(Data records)
════════════════════

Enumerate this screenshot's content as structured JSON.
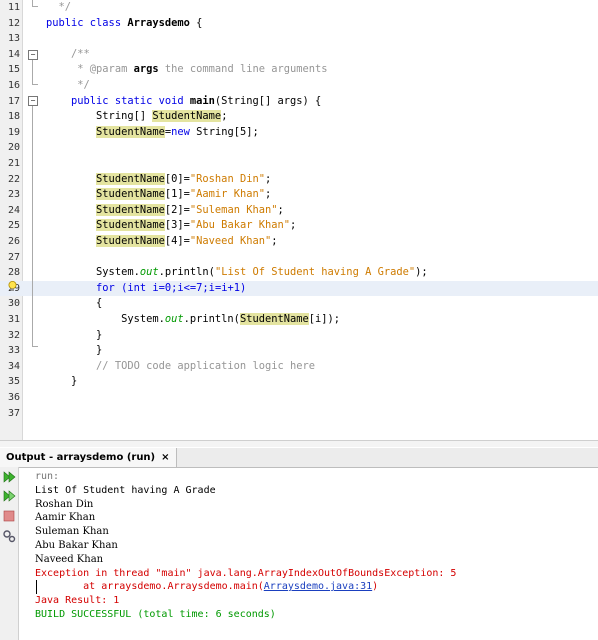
{
  "editor": {
    "lines": [
      {
        "n": "11",
        "parts": [
          {
            "t": "  */",
            "c": "com"
          }
        ]
      },
      {
        "n": "12",
        "parts": [
          {
            "t": "public class ",
            "c": "kw"
          },
          {
            "t": "Arraysdemo",
            "c": "bold"
          },
          {
            "t": " {",
            "c": ""
          }
        ]
      },
      {
        "n": "13",
        "parts": []
      },
      {
        "n": "14",
        "parts": [
          {
            "t": "    /**",
            "c": "com"
          }
        ]
      },
      {
        "n": "15",
        "parts": [
          {
            "t": "     * @param ",
            "c": "com"
          },
          {
            "t": "args",
            "c": "bold"
          },
          {
            "t": " the command line arguments",
            "c": "com"
          }
        ]
      },
      {
        "n": "16",
        "parts": [
          {
            "t": "     */",
            "c": "com"
          }
        ]
      },
      {
        "n": "17",
        "parts": [
          {
            "t": "    public static void ",
            "c": "kw"
          },
          {
            "t": "main",
            "c": "bold"
          },
          {
            "t": "(String[] args) {",
            "c": ""
          }
        ]
      },
      {
        "n": "18",
        "parts": [
          {
            "t": "        String[] ",
            "c": ""
          },
          {
            "t": "StudentName",
            "c": "var"
          },
          {
            "t": ";",
            "c": ""
          }
        ]
      },
      {
        "n": "19",
        "parts": [
          {
            "t": "        ",
            "c": ""
          },
          {
            "t": "StudentName",
            "c": "var"
          },
          {
            "t": "=",
            "c": ""
          },
          {
            "t": "new",
            "c": "kw"
          },
          {
            "t": " String[5];",
            "c": ""
          }
        ]
      },
      {
        "n": "20",
        "parts": []
      },
      {
        "n": "21",
        "parts": []
      },
      {
        "n": "22",
        "parts": [
          {
            "t": "        ",
            "c": ""
          },
          {
            "t": "StudentName",
            "c": "var"
          },
          {
            "t": "[0]=",
            "c": ""
          },
          {
            "t": "\"Roshan Din\"",
            "c": "str"
          },
          {
            "t": ";",
            "c": ""
          }
        ]
      },
      {
        "n": "23",
        "parts": [
          {
            "t": "        ",
            "c": ""
          },
          {
            "t": "StudentName",
            "c": "var"
          },
          {
            "t": "[1]=",
            "c": ""
          },
          {
            "t": "\"Aamir Khan\"",
            "c": "str"
          },
          {
            "t": ";",
            "c": ""
          }
        ]
      },
      {
        "n": "24",
        "parts": [
          {
            "t": "        ",
            "c": ""
          },
          {
            "t": "StudentName",
            "c": "var"
          },
          {
            "t": "[2]=",
            "c": ""
          },
          {
            "t": "\"Suleman Khan\"",
            "c": "str"
          },
          {
            "t": ";",
            "c": ""
          }
        ]
      },
      {
        "n": "25",
        "parts": [
          {
            "t": "        ",
            "c": ""
          },
          {
            "t": "StudentName",
            "c": "var"
          },
          {
            "t": "[3]=",
            "c": ""
          },
          {
            "t": "\"Abu Bakar Khan\"",
            "c": "str"
          },
          {
            "t": ";",
            "c": ""
          }
        ]
      },
      {
        "n": "26",
        "parts": [
          {
            "t": "        ",
            "c": ""
          },
          {
            "t": "StudentName",
            "c": "var"
          },
          {
            "t": "[4]=",
            "c": ""
          },
          {
            "t": "\"Naveed Khan\"",
            "c": "str"
          },
          {
            "t": ";",
            "c": ""
          }
        ]
      },
      {
        "n": "27",
        "parts": []
      },
      {
        "n": "28",
        "parts": [
          {
            "t": "        System.",
            "c": ""
          },
          {
            "t": "out",
            "c": "field"
          },
          {
            "t": ".println(",
            "c": ""
          },
          {
            "t": "\"List Of Student having A Grade\"",
            "c": "str"
          },
          {
            "t": ");",
            "c": ""
          }
        ]
      },
      {
        "n": "29",
        "parts": [
          {
            "t": "        ",
            "c": ""
          },
          {
            "t": "for",
            "c": "kw"
          },
          {
            "t": " (",
            "c": "kw"
          },
          {
            "t": "int",
            "c": "kw"
          },
          {
            "t": " i=0;i<=7;i=i+1)",
            "c": "kw"
          }
        ]
      },
      {
        "n": "30",
        "parts": [
          {
            "t": "        {",
            "c": ""
          }
        ]
      },
      {
        "n": "31",
        "parts": [
          {
            "t": "            System.",
            "c": ""
          },
          {
            "t": "out",
            "c": "field"
          },
          {
            "t": ".println(",
            "c": ""
          },
          {
            "t": "StudentName",
            "c": "var"
          },
          {
            "t": "[i]);",
            "c": ""
          }
        ]
      },
      {
        "n": "32",
        "parts": [
          {
            "t": "        }",
            "c": ""
          }
        ]
      },
      {
        "n": "33",
        "parts": [
          {
            "t": "        }",
            "c": ""
          }
        ]
      },
      {
        "n": "34",
        "parts": [
          {
            "t": "        // TODO code application logic here",
            "c": "com"
          }
        ]
      },
      {
        "n": "35",
        "parts": [
          {
            "t": "    }",
            "c": ""
          }
        ]
      },
      {
        "n": "36",
        "parts": []
      },
      {
        "n": "37",
        "parts": []
      }
    ],
    "highlighted_line": "29",
    "hint_bulb_line": "29"
  },
  "output": {
    "tab_prefix": "Output - ",
    "tab_project": "arraysdemo (run)",
    "close_glyph": "×",
    "lines": [
      {
        "t": "run:",
        "c": "out-gray"
      },
      {
        "t": "List Of Student having A Grade",
        "c": "out-mono"
      },
      {
        "t": "Roshan Din",
        "c": ""
      },
      {
        "t": "Aamir Khan",
        "c": ""
      },
      {
        "t": "Suleman Khan",
        "c": ""
      },
      {
        "t": "Abu Bakar Khan",
        "c": ""
      },
      {
        "t": "Naveed Khan",
        "c": ""
      },
      {
        "t": "Exception in thread \"main\" java.lang.ArrayIndexOutOfBoundsException: 5",
        "c": "out-red"
      },
      {
        "t": "        at arraysdemo.Arraysdemo.main(",
        "c": "out-red",
        "link": "Arraysdemo.java:31",
        "after": ")"
      },
      {
        "t": "Java Result: 1",
        "c": "out-red"
      },
      {
        "t": "BUILD SUCCESSFUL (total time: 6 seconds)",
        "c": "out-green"
      }
    ]
  },
  "colors": {
    "keyword": "#0000e6",
    "string": "#ce7b00",
    "comment": "#969696",
    "error": "#d40000",
    "success": "#009900",
    "highlight": "#e9eff8",
    "var_mark": "#e4e4a0"
  },
  "icons": [
    "fold-minus-icon",
    "lightbulb-hint-icon",
    "rerun-icon",
    "rerun-debug-icon",
    "stop-icon",
    "settings-icon"
  ]
}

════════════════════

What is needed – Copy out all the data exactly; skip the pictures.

Written response –
Enumerate this screenshot's content as structured JSON.
{
  "editor": {
    "lines": [
      {
        "n": "11",
        "parts": [
          {
            "t": "  */",
            "c": "com"
          }
        ]
      },
      {
        "n": "12",
        "parts": [
          {
            "t": "public class ",
            "c": "kw"
          },
          {
            "t": "Arraysdemo",
            "c": "bold"
          },
          {
            "t": " {",
            "c": ""
          }
        ]
      },
      {
        "n": "13",
        "parts": []
      },
      {
        "n": "14",
        "parts": [
          {
            "t": "    /**",
            "c": "com"
          }
        ]
      },
      {
        "n": "15",
        "parts": [
          {
            "t": "     * @param ",
            "c": "com"
          },
          {
            "t": "args",
            "c": "bold"
          },
          {
            "t": " the command line arguments",
            "c": "com"
          }
        ]
      },
      {
        "n": "16",
        "parts": [
          {
            "t": "     */",
            "c": "com"
          }
        ]
      },
      {
        "n": "17",
        "parts": [
          {
            "t": "    public static void ",
            "c": "kw"
          },
          {
            "t": "main",
            "c": "bold"
          },
          {
            "t": "(String[] args) {",
            "c": ""
          }
        ]
      },
      {
        "n": "18",
        "parts": [
          {
            "t": "        String[] ",
            "c": ""
          },
          {
            "t": "StudentName",
            "c": "var"
          },
          {
            "t": ";",
            "c": ""
          }
        ]
      },
      {
        "n": "19",
        "parts": [
          {
            "t": "        ",
            "c": ""
          },
          {
            "t": "StudentName",
            "c": "var"
          },
          {
            "t": "=",
            "c": ""
          },
          {
            "t": "new",
            "c": "kw"
          },
          {
            "t": " String[5];",
            "c": ""
          }
        ]
      },
      {
        "n": "20",
        "parts": []
      },
      {
        "n": "21",
        "parts": []
      },
      {
        "n": "22",
        "parts": [
          {
            "t": "        ",
            "c": ""
          },
          {
            "t": "StudentName",
            "c": "var"
          },
          {
            "t": "[0]=",
            "c": ""
          },
          {
            "t": "\"Roshan Din\"",
            "c": "str"
          },
          {
            "t": ";",
            "c": ""
          }
        ]
      },
      {
        "n": "23",
        "parts": [
          {
            "t": "        ",
            "c": ""
          },
          {
            "t": "StudentName",
            "c": "var"
          },
          {
            "t": "[1]=",
            "c": ""
          },
          {
            "t": "\"Aamir Khan\"",
            "c": "str"
          },
          {
            "t": ";",
            "c": ""
          }
        ]
      },
      {
        "n": "24",
        "parts": [
          {
            "t": "        ",
            "c": ""
          },
          {
            "t": "StudentName",
            "c": "var"
          },
          {
            "t": "[2]=",
            "c": ""
          },
          {
            "t": "\"Suleman Khan\"",
            "c": "str"
          },
          {
            "t": ";",
            "c": ""
          }
        ]
      },
      {
        "n": "25",
        "parts": [
          {
            "t": "        ",
            "c": ""
          },
          {
            "t": "StudentName",
            "c": "var"
          },
          {
            "t": "[3]=",
            "c": ""
          },
          {
            "t": "\"Abu Bakar Khan\"",
            "c": "str"
          },
          {
            "t": ";",
            "c": ""
          }
        ]
      },
      {
        "n": "26",
        "parts": [
          {
            "t": "        ",
            "c": ""
          },
          {
            "t": "StudentName",
            "c": "var"
          },
          {
            "t": "[4]=",
            "c": ""
          },
          {
            "t": "\"Naveed Khan\"",
            "c": "str"
          },
          {
            "t": ";",
            "c": ""
          }
        ]
      },
      {
        "n": "27",
        "parts": []
      },
      {
        "n": "28",
        "parts": [
          {
            "t": "        System.",
            "c": ""
          },
          {
            "t": "out",
            "c": "field"
          },
          {
            "t": ".println(",
            "c": ""
          },
          {
            "t": "\"List Of Student having A Grade\"",
            "c": "str"
          },
          {
            "t": ");",
            "c": ""
          }
        ]
      },
      {
        "n": "29",
        "parts": [
          {
            "t": "        ",
            "c": ""
          },
          {
            "t": "for",
            "c": "kw"
          },
          {
            "t": " (",
            "c": "kw"
          },
          {
            "t": "int",
            "c": "kw"
          },
          {
            "t": " i=0;i<=7;i=i+1)",
            "c": "kw"
          }
        ]
      },
      {
        "n": "30",
        "parts": [
          {
            "t": "        {",
            "c": ""
          }
        ]
      },
      {
        "n": "31",
        "parts": [
          {
            "t": "            System.",
            "c": ""
          },
          {
            "t": "out",
            "c": "field"
          },
          {
            "t": ".println(",
            "c": ""
          },
          {
            "t": "StudentName",
            "c": "var"
          },
          {
            "t": "[i]);",
            "c": ""
          }
        ]
      },
      {
        "n": "32",
        "parts": [
          {
            "t": "        }",
            "c": ""
          }
        ]
      },
      {
        "n": "33",
        "parts": [
          {
            "t": "        }",
            "c": ""
          }
        ]
      },
      {
        "n": "34",
        "parts": [
          {
            "t": "        // TODO code application logic here",
            "c": "com"
          }
        ]
      },
      {
        "n": "35",
        "parts": [
          {
            "t": "    }",
            "c": ""
          }
        ]
      },
      {
        "n": "36",
        "parts": []
      },
      {
        "n": "37",
        "parts": []
      }
    ],
    "highlighted_line": "29",
    "hint_bulb_line": "29"
  },
  "output": {
    "tab_prefix": "Output - ",
    "tab_project": "arraysdemo (run)",
    "close_glyph": "×",
    "lines": [
      {
        "t": "run:",
        "c": "out-gray"
      },
      {
        "t": "List Of Student having A Grade",
        "c": "out-mono"
      },
      {
        "t": "Roshan Din",
        "c": ""
      },
      {
        "t": "Aamir Khan",
        "c": ""
      },
      {
        "t": "Suleman Khan",
        "c": ""
      },
      {
        "t": "Abu Bakar Khan",
        "c": ""
      },
      {
        "t": "Naveed Khan",
        "c": ""
      },
      {
        "t": "Exception in thread \"main\" java.lang.ArrayIndexOutOfBoundsException: 5",
        "c": "out-red"
      },
      {
        "t": "        at arraysdemo.Arraysdemo.main(",
        "c": "out-red",
        "link": "Arraysdemo.java:31",
        "after": ")"
      },
      {
        "t": "Java Result: 1",
        "c": "out-red"
      },
      {
        "t": "BUILD SUCCESSFUL (total time: 6 seconds)",
        "c": "out-green"
      }
    ]
  },
  "colors": {
    "keyword": "#0000e6",
    "string": "#ce7b00",
    "comment": "#969696",
    "error": "#d40000",
    "success": "#009900",
    "highlight": "#e9eff8",
    "var_mark": "#e4e4a0"
  },
  "icons": [
    "fold-minus-icon",
    "lightbulb-hint-icon",
    "rerun-icon",
    "rerun-debug-icon",
    "stop-icon",
    "settings-icon"
  ]
}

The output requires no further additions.